▶ Required action
Only the lines containing the string "mobile" are needed; copy all of them from the listing.

▶ Provided material
····················

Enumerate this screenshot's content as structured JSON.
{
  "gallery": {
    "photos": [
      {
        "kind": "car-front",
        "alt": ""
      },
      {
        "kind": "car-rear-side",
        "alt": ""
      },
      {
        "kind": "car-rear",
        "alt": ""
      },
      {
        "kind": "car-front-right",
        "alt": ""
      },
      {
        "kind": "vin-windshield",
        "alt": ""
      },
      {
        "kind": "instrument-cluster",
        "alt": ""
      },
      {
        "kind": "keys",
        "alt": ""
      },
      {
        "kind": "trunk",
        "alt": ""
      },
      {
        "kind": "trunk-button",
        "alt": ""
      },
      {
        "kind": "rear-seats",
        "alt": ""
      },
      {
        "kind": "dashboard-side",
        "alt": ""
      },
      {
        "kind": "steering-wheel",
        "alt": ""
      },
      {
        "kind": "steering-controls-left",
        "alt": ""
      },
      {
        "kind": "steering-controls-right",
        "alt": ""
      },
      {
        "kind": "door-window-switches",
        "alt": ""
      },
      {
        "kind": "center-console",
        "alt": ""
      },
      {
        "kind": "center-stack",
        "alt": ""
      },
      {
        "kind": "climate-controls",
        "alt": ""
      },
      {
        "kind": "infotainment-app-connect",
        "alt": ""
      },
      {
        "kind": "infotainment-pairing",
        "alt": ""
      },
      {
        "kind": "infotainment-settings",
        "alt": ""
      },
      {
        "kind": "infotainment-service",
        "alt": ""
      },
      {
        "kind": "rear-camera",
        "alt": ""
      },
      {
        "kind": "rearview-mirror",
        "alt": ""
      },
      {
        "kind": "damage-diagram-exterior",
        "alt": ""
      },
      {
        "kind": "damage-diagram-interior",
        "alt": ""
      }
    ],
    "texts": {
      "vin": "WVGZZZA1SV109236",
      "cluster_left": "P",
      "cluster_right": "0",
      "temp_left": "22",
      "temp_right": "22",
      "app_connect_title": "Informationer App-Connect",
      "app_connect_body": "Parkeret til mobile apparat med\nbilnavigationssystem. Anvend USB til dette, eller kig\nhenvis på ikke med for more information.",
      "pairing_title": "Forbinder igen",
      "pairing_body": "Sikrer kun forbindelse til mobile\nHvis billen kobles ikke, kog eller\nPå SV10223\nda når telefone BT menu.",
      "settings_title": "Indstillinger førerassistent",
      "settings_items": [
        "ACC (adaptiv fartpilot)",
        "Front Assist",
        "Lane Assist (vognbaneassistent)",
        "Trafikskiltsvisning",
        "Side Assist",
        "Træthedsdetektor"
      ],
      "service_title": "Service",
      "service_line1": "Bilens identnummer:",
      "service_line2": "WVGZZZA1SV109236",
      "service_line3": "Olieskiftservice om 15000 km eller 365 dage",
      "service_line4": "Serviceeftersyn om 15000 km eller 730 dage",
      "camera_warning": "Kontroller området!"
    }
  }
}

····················

▶ Response to the task
      "app_connect_body": "Parkeret til mobile apparat med\nbilnavigationssystem. Anvend USB til dette, eller kig\nhenvis på ikke med for more information.",
      "pairing_body": "Sikrer kun forbindelse til mobile\nHvis billen kobles ikke, kog eller\nPå SV10223\nda når telefone BT menu.",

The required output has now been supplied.